* _Problem description_
Each record should be given back exactly, with none missing.
*** Records for processing ***
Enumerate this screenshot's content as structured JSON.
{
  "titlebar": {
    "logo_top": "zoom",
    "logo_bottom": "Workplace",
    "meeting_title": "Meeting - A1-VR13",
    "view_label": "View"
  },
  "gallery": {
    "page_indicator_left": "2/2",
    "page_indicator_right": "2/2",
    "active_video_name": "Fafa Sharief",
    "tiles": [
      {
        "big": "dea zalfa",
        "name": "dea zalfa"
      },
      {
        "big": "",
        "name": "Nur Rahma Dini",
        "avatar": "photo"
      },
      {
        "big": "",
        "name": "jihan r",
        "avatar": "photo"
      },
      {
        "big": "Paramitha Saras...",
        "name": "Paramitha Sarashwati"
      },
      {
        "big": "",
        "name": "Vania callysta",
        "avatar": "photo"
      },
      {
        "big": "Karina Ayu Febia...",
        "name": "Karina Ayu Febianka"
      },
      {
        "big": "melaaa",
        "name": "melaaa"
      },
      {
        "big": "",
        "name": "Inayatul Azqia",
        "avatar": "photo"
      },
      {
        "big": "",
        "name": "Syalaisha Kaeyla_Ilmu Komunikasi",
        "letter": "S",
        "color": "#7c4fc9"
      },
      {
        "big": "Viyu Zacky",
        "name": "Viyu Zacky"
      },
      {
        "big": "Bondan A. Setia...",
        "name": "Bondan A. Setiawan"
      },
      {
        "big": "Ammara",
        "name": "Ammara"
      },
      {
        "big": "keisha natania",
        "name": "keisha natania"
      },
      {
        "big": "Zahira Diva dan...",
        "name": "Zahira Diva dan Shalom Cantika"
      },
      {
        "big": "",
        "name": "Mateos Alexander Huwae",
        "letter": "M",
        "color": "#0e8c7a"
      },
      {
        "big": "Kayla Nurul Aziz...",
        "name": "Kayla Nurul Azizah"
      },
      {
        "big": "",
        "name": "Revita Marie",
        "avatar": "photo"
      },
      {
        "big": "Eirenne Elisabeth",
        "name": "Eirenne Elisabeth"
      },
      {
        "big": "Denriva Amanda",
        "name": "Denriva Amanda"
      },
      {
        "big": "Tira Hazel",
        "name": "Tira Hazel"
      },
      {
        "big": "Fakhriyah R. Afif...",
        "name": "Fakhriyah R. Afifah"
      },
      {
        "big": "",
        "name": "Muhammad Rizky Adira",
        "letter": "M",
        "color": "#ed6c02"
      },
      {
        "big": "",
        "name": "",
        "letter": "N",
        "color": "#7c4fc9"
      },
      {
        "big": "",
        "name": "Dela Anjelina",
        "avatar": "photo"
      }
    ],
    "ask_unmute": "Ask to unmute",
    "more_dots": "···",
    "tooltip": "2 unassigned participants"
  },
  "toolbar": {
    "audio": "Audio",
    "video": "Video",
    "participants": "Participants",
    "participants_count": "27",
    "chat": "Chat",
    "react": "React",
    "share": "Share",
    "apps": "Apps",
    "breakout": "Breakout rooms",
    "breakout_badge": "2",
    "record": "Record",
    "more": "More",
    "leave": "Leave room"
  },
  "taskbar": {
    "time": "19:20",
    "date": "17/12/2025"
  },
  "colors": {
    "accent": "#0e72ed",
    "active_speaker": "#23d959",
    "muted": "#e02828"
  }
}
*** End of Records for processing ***
* _Exercise solution_
Enumerate this screenshot's content as structured JSON.
{
  "titlebar": {
    "logo_top": "zoom",
    "logo_bottom": "Workplace",
    "meeting_title": "Meeting - A1-VR13",
    "view_label": "View"
  },
  "gallery": {
    "page_indicator_left": "2/2",
    "page_indicator_right": "2/2",
    "active_video_name": "Fafa Sharief",
    "tiles": [
      {
        "big": "dea zalfa",
        "name": "dea zalfa"
      },
      {
        "big": "",
        "name": "Nur Rahma Dini",
        "avatar": "photo"
      },
      {
        "big": "",
        "name": "jihan r",
        "avatar": "photo"
      },
      {
        "big": "Paramitha Saras...",
        "name": "Paramitha Sarashwati"
      },
      {
        "big": "",
        "name": "Vania callysta",
        "avatar": "photo"
      },
      {
        "big": "Karina Ayu Febia...",
        "name": "Karina Ayu Febianka"
      },
      {
        "big": "melaaa",
        "name": "melaaa"
      },
      {
        "big": "",
        "name": "Inayatul Azqia",
        "avatar": "photo"
      },
      {
        "big": "",
        "name": "Syalaisha Kaeyla_Ilmu Komunikasi",
        "letter": "S",
        "color": "#7c4fc9"
      },
      {
        "big": "Viyu Zacky",
        "name": "Viyu Zacky"
      },
      {
        "big": "Bondan A. Setia...",
        "name": "Bondan A. Setiawan"
      },
      {
        "big": "Ammara",
        "name": "Ammara"
      },
      {
        "big": "keisha natania",
        "name": "keisha natania"
      },
      {
        "big": "Zahira Diva dan...",
        "name": "Zahira Diva dan Shalom Cantika"
      },
      {
        "big": "",
        "name": "Mateos Alexander Huwae",
        "letter": "M",
        "color": "#0e8c7a"
      },
      {
        "big": "Kayla Nurul Aziz...",
        "name": "Kayla Nurul Azizah"
      },
      {
        "big": "",
        "name": "Revita Marie",
        "avatar": "photo"
      },
      {
        "big": "Eirenne Elisabeth",
        "name": "Eirenne Elisabeth"
      },
      {
        "big": "Denriva Amanda",
        "name": "Denriva Amanda"
      },
      {
        "big": "Tira Hazel",
        "name": "Tira Hazel"
      },
      {
        "big": "Fakhriyah R. Afif...",
        "name": "Fakhriyah R. Afifah"
      },
      {
        "big": "",
        "name": "Muhammad Rizky Adira",
        "letter": "M",
        "color": "#ed6c02"
      },
      {
        "big": "",
        "name": "",
        "letter": "N",
        "color": "#7c4fc9"
      },
      {
        "big": "",
        "name": "Dela Anjelina",
        "avatar": "photo"
      }
    ],
    "ask_unmute": "Ask to unmute",
    "more_dots": "···",
    "tooltip": "2 unassigned participants"
  },
  "toolbar": {
    "audio": "Audio",
    "video": "Video",
    "participants": "Participants",
    "participants_count": "27",
    "chat": "Chat",
    "react": "React",
    "share": "Share",
    "apps": "Apps",
    "breakout": "Breakout rooms",
    "breakout_badge": "2",
    "record": "Record",
    "more": "More",
    "leave": "Leave room"
  },
  "taskbar": {
    "time": "19:20",
    "date": "17/12/2025"
  },
  "colors": {
    "accent": "#0e72ed",
    "active_speaker": "#23d959",
    "muted": "#e02828"
  }
}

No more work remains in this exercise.